DATA:
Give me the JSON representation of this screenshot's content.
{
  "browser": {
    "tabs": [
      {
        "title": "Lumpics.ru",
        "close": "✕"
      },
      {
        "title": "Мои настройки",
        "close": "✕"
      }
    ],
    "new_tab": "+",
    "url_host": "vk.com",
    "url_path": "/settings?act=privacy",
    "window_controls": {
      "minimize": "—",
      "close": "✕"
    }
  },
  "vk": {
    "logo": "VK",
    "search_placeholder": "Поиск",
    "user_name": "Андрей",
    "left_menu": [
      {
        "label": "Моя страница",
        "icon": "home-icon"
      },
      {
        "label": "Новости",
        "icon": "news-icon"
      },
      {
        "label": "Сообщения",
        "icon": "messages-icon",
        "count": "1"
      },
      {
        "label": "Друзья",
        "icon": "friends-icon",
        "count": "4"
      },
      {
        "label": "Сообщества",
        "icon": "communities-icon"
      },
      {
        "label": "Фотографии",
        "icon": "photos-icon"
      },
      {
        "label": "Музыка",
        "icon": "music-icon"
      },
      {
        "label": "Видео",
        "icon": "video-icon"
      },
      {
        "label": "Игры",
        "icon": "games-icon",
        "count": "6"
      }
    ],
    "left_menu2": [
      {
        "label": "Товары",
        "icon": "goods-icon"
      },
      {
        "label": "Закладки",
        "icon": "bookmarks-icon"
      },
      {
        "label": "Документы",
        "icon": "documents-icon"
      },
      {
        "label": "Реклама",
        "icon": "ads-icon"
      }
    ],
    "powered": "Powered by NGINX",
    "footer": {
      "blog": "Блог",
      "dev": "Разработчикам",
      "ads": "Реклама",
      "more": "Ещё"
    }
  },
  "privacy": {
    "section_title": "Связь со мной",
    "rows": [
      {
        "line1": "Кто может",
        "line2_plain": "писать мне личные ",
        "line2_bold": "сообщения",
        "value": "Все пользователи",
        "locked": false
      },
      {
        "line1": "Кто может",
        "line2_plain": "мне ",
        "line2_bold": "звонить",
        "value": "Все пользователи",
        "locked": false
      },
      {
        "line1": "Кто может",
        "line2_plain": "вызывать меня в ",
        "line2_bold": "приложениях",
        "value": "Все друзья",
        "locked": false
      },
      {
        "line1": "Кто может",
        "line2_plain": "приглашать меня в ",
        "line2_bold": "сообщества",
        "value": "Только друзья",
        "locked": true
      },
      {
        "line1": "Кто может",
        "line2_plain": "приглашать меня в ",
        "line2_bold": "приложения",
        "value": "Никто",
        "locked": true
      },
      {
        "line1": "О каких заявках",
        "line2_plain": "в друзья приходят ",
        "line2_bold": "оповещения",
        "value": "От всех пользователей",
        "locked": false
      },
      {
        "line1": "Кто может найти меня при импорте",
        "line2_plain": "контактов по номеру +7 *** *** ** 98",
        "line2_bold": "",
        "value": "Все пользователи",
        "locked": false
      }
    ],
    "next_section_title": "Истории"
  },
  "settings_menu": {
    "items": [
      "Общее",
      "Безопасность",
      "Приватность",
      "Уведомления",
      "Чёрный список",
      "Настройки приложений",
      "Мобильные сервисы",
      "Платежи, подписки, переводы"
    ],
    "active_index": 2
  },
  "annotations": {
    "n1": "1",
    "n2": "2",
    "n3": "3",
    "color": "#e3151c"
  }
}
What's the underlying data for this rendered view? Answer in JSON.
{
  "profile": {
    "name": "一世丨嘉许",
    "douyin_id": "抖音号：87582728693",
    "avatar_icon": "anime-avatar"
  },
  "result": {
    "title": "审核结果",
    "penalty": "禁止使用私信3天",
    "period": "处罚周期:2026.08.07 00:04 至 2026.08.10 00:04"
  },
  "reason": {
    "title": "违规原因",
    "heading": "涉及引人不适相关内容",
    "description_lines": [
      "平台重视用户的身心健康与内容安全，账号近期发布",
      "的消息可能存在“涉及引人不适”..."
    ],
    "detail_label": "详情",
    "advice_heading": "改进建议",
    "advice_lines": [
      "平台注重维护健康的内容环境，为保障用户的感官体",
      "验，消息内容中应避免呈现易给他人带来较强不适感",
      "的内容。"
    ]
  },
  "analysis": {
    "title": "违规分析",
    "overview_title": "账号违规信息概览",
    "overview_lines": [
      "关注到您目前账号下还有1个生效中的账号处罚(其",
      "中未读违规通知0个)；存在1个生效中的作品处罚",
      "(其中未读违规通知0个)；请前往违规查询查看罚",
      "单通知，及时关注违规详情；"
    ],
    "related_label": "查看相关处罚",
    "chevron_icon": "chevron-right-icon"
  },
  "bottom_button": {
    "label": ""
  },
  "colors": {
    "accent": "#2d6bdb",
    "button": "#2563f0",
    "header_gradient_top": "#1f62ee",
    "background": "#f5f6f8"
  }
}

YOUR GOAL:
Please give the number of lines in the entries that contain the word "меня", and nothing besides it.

RESULT OF THE TASK:
4